Perhaps the most obvious economic effect of America’s War on Terror has been a dramatic uptick in military and homeland security spending. Not surprisingly, investors are licking their chops at any company that can boast a government contract. But while most of the companies benefiting from Uncle Sam are high-tech, defense-related manufacturers, Bear Stearns Merchant Banking Group found a consumer products company that has changed the way soldiers find refreshment in the field.
In late November, the firm emerged as the winning bidder in a J.P. Morgan Chase-led auction for CamelBak, a company that now supplies American service men and women on the front lines in the Middle East and here at home with “personal hydration systems.” One of every two soldiers in the U.S. military has been issued a CamelBak, and much like brands such as Coca-Cola and Lucky Strike cigarettes did in the Second World War, CamelBak is finding its way around the world and into new demographics.
“At first, I figured the product was only made for things like skiing and mountain-biking,” says Rick Perkal, a senior managing director with Bear Stearns who was involved in the deal. “But I was wrong. There are so many markets out there-so many people that could use, and are starting to use, a CamelBak.”
CamelBak’s auction commanded a high level of interest, which meant Bear Stearns never had exclusivity. But the firm hung around until the end and won with a bid of $210 million, a total that includes $80 million in senior debt, provided by BNP Paribas and Bank of New York, and $40 million in mezzanine debt, provided by American Capital, representing a multiple of 4X EBITDA.
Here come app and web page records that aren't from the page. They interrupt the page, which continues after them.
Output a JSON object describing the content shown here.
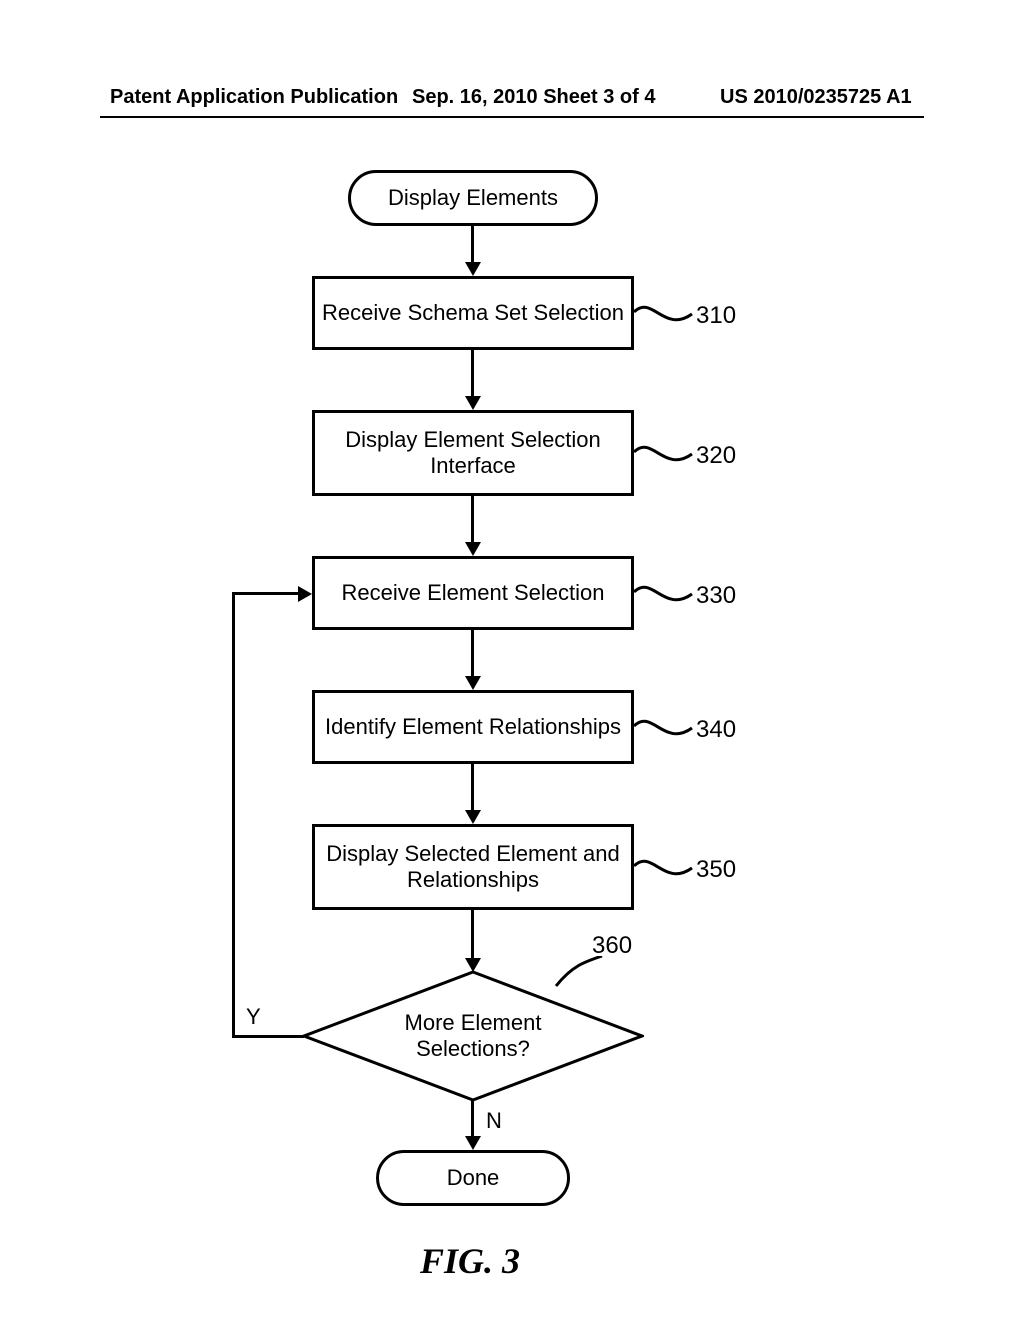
{
  "header": {
    "left": "Patent Application Publication",
    "center": "Sep. 16, 2010  Sheet 3 of 4",
    "right": "US 2010/0235725 A1"
  },
  "flow": {
    "start": "Display Elements",
    "b310": "Receive Schema Set Selection",
    "b320": "Display Element Selection\nInterface",
    "b330": "Receive Element Selection",
    "b340": "Identify Element Relationships",
    "b350": "Display Selected Element and\nRelationships",
    "decision": "More Element\nSelections?",
    "done": "Done"
  },
  "refs": {
    "r310": "310",
    "r320": "320",
    "r330": "330",
    "r340": "340",
    "r350": "350",
    "r360": "360"
  },
  "branches": {
    "yes": "Y",
    "no": "N"
  },
  "caption": "FIG. 3"
}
“What we’ve learned in our years in private equity is that it’s better to pay a relatively full price for a company that has all the building blocks for future success, than to buy something that’s in a less exciting position with your typical run-of-the-mill type multiple,” says Perkal’s colleague, Senior Managing Director Bodil Arlander.
Arlander remembers the day last July when Perkal approached her about the opportunity.
“Have you ever heard of a CamelBak?” he asked.
“I just looked at him, stunned that he didn’t know what it was,” says Arlander, who could hardly contain her excitement about the news. As a triathlete, Arlander is no stranger to the CamelBak, the perfect accessory for active people who need to drink water on the go. “It’s the Kleenex of the hydration category,” she says.
While several imitations have sprung up in this space, CamelBak pioneered the personal hydration system almost 10 years ago to the delight of athletes and outdoor enthusiasts. Now, its name is widely synonymous with the product as the company has achieved some mainstream success and brand recognition, and its new owners are convinced that its popularity will only increase.
CamelBaks consist of a small, tight-fitting backpack that holds an insulated water bladder with a long, drinking tube that can extend over the owner’s shoulder for hands-free water consumption. Each tube has a shutoff valve on the end, so a drinker needs only to bite down lightly on the valve to enjoy a satisfying stream of water. The insulated bladder keeps drinking water cool in the summer and prevents freezing in the winter.
Available in a variety of shapes and sizes to accommodate different activities, CamelBaks have become a staple in sports stores around the country and a popular accessory for all kinds of active people, such as runners, bikers, skiers, hikers, skaters, fishers and climbers. While it has long been associated with organic, yuppy types, its popularity in the military is helping the company market aggressively toward groups like hunters and motorcyclists.
Perkal and Arlander were intrigued by the opportunity but not totally convinced that it would make a good buyout until they attended the management’s first national presentation in August in Sonoma, Calif.
“We were wildly impressed with the management from the beginning,” says Perkal. “It was clear that they put a lot of effort into R&D and they continue to innovate and bring in new technological advances that have allowed them to stay on the cutting edges.”
“Coming out of the meeting, we looked at each other, and we were like, Hey, this is a really good company,'” says Arlander.
Looking at the financials only strengthened that sentiment. The seller, The Bowes Family, said the company “has grown about 20x since we bought it, in excess of over 30% a year,” according to family member John Bowes.
Since the close of the deal, Perkal and Arlander have worked closely with management and both parties have concluded that the company should spend more time on trying to develop sales efforts to grow the market rather than try to cut costs. They say that expanding CamelBak’s market to its full potential will take time, and thus Bear has no immediate exit plans.
“We don’t go into these deals planning our exit or the time frame for it,” says Arlander. “As long as we go into it feeling that the company can continue to grow with our help, the exit opportunities will appear.”